---- Records

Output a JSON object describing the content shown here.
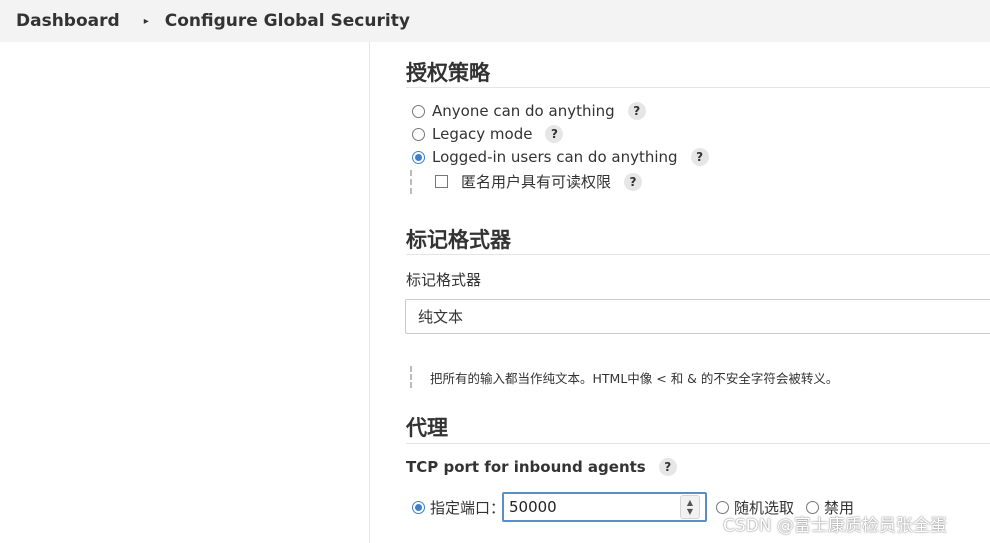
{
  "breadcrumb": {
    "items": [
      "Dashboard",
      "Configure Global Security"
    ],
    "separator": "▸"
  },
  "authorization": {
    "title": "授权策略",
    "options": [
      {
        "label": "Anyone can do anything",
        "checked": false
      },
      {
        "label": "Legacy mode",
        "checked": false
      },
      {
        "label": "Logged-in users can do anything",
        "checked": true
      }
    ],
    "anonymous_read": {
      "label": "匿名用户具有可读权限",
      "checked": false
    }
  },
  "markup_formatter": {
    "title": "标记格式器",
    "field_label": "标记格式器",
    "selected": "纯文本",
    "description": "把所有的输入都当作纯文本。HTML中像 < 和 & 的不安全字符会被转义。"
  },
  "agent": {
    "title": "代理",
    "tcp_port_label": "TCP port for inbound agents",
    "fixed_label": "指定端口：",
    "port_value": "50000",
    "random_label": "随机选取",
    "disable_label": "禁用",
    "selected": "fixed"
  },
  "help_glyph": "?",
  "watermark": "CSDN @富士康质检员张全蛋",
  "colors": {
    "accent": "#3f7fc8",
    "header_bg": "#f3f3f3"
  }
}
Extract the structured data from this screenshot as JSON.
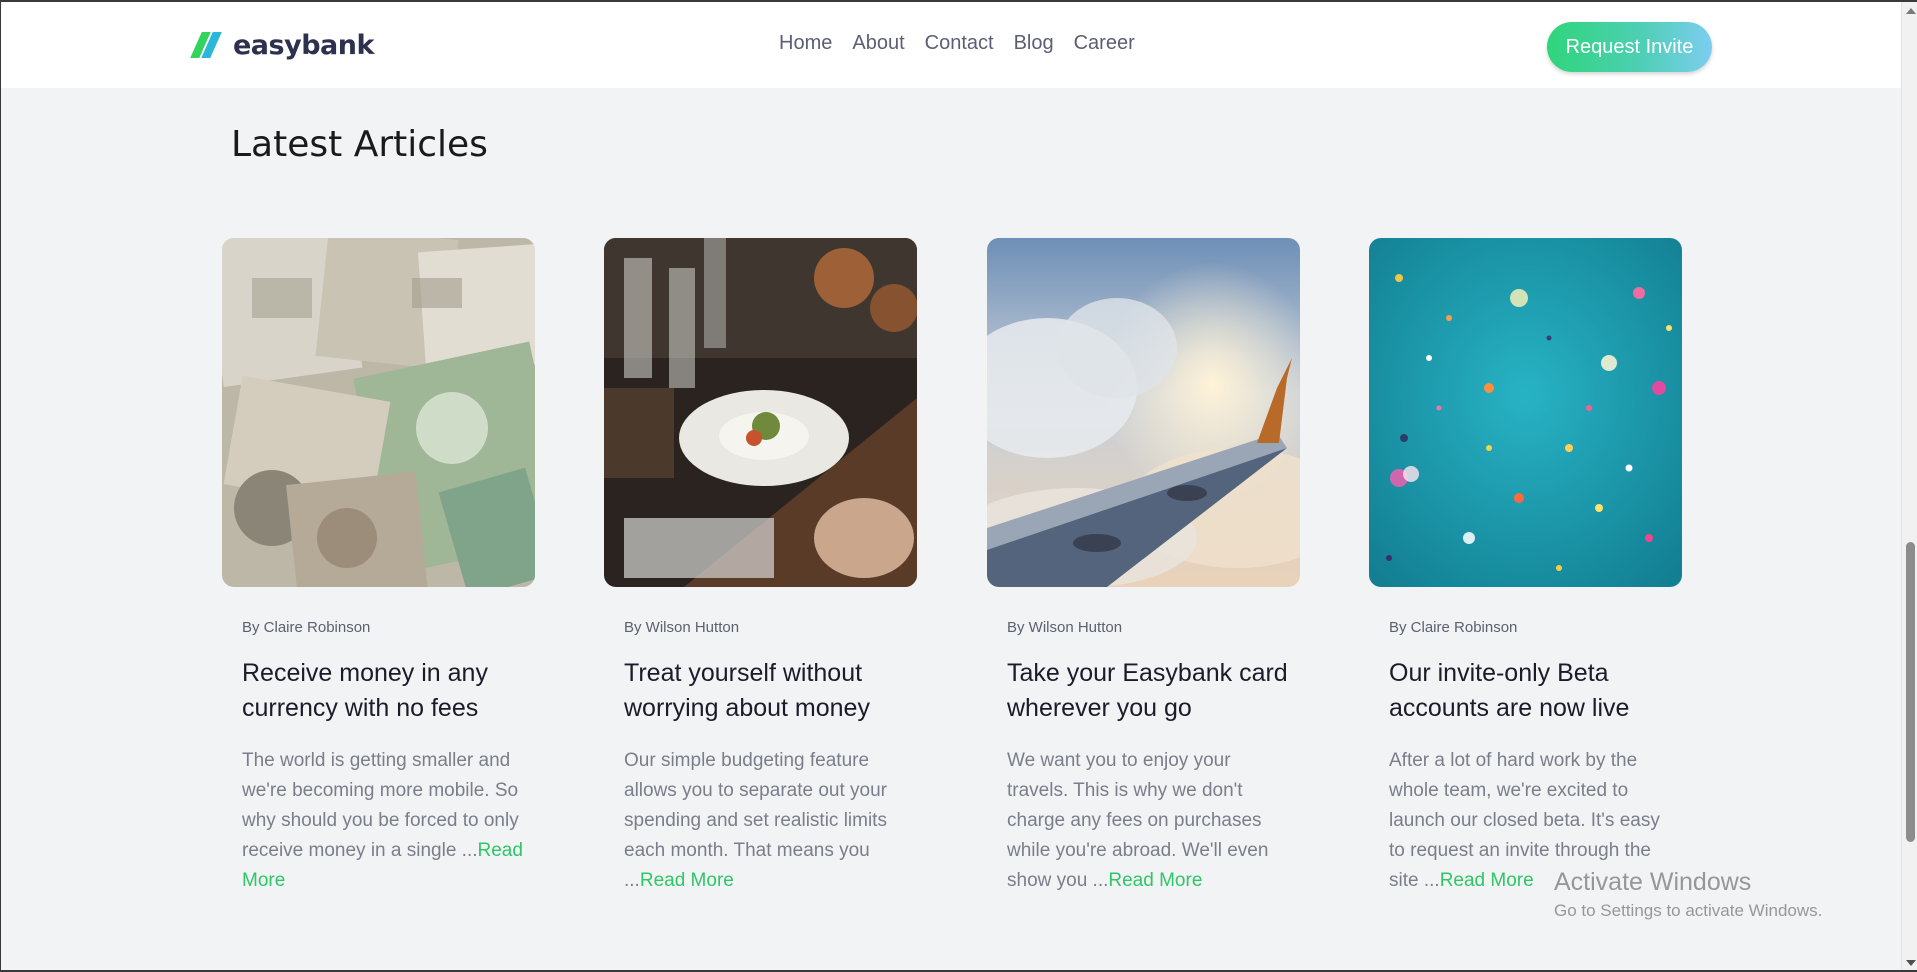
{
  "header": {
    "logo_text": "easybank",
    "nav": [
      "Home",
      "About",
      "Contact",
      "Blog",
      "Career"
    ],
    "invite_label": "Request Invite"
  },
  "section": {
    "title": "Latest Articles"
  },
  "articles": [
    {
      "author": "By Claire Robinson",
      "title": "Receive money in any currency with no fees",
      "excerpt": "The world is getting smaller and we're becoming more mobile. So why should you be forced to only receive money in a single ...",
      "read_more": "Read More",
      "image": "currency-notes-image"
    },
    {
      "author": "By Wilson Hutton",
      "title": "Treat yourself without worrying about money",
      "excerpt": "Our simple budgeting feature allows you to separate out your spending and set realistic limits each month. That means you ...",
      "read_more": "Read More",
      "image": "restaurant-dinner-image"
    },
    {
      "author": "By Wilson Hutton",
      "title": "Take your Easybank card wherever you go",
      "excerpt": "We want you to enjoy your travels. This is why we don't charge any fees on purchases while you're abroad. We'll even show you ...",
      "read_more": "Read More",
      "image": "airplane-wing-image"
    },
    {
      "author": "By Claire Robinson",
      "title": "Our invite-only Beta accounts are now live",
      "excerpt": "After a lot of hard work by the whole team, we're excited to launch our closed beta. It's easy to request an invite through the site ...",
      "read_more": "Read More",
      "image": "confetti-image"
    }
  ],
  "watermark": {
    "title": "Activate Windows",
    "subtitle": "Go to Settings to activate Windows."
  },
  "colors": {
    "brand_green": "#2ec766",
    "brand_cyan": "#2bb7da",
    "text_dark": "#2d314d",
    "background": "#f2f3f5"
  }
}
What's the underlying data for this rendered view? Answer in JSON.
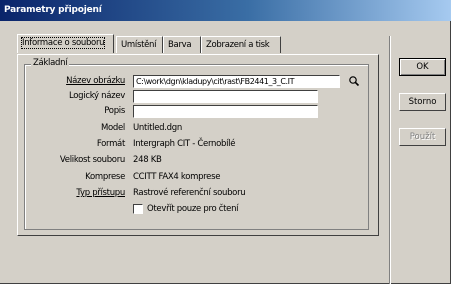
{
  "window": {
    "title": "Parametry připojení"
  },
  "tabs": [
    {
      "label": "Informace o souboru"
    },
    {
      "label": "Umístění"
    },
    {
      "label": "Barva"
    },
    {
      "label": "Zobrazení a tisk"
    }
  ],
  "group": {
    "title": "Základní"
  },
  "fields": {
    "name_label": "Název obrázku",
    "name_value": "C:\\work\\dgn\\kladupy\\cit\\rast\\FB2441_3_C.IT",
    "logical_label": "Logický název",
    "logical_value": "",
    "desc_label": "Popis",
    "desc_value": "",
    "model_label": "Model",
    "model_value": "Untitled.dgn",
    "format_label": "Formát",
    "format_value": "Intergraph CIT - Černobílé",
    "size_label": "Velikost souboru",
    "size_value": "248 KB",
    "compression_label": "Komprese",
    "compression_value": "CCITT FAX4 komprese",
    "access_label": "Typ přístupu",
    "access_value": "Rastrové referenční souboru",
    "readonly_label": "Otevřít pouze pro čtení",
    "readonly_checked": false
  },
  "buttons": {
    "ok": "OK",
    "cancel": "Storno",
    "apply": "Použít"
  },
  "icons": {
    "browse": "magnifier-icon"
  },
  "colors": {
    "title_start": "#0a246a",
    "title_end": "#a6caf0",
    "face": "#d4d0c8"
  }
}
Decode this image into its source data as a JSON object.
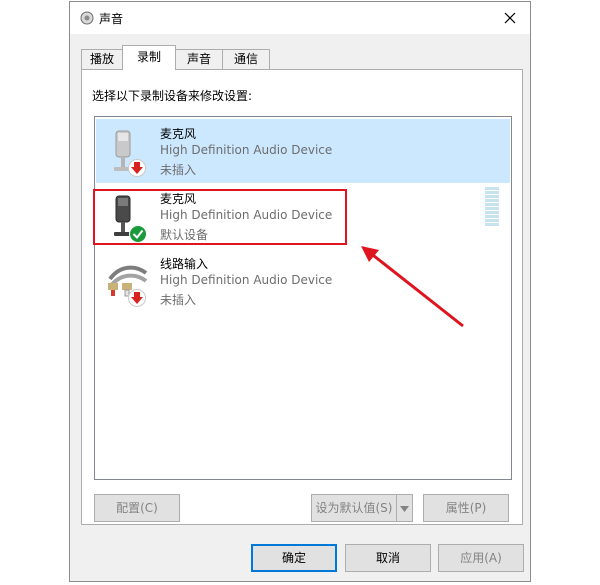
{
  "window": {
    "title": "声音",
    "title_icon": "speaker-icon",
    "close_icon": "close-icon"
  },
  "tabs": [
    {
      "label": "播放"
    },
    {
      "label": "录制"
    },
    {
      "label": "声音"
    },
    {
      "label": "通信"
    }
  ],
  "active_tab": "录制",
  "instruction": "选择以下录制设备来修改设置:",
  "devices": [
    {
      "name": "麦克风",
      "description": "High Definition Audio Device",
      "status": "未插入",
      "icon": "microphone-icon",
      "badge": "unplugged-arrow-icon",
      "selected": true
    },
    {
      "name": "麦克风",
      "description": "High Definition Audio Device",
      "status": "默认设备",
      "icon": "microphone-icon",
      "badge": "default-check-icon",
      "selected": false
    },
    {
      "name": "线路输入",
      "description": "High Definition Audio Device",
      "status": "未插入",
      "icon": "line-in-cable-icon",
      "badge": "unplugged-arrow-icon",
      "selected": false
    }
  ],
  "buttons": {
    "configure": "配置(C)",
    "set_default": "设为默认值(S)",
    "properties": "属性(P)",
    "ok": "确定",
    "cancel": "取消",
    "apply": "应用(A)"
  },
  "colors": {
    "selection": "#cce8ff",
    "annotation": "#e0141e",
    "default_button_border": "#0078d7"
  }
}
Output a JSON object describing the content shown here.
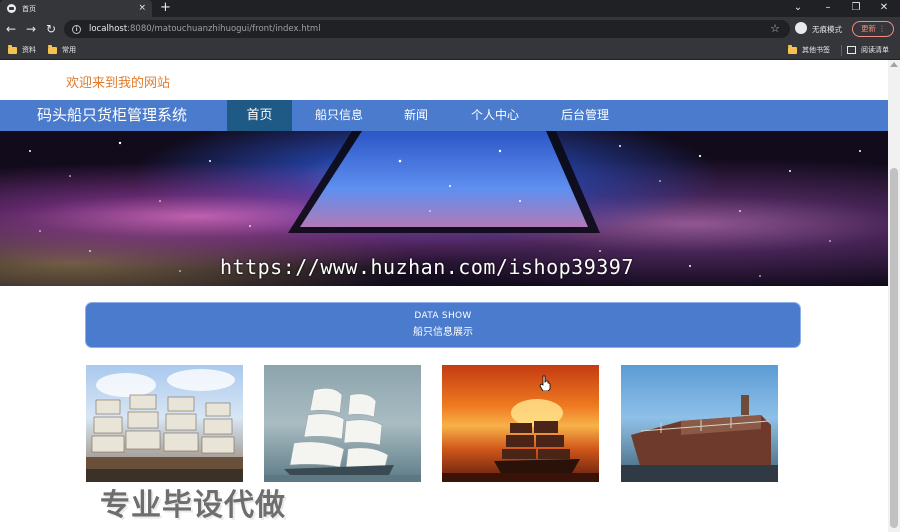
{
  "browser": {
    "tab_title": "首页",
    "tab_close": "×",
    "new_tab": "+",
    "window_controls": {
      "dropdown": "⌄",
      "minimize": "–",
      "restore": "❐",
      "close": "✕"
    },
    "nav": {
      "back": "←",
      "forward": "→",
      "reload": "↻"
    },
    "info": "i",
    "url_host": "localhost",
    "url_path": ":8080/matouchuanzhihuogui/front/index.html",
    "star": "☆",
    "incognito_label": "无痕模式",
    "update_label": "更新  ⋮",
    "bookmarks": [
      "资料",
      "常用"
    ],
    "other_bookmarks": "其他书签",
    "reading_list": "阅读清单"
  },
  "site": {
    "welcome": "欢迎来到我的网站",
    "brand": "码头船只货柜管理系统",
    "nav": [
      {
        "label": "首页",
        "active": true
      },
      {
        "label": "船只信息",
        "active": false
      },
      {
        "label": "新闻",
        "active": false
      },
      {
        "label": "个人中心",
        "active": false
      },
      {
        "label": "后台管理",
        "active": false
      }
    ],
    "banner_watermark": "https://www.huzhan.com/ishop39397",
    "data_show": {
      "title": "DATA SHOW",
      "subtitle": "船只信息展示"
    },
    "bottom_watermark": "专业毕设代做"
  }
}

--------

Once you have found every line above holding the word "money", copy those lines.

      "title": "Receive money in any currency with no fees",
      "excerpt": "The world is getting smaller and we're becoming more mobile. So why should you be forced to only receive money in a single ...",
      "title": "Treat yourself without worrying about money",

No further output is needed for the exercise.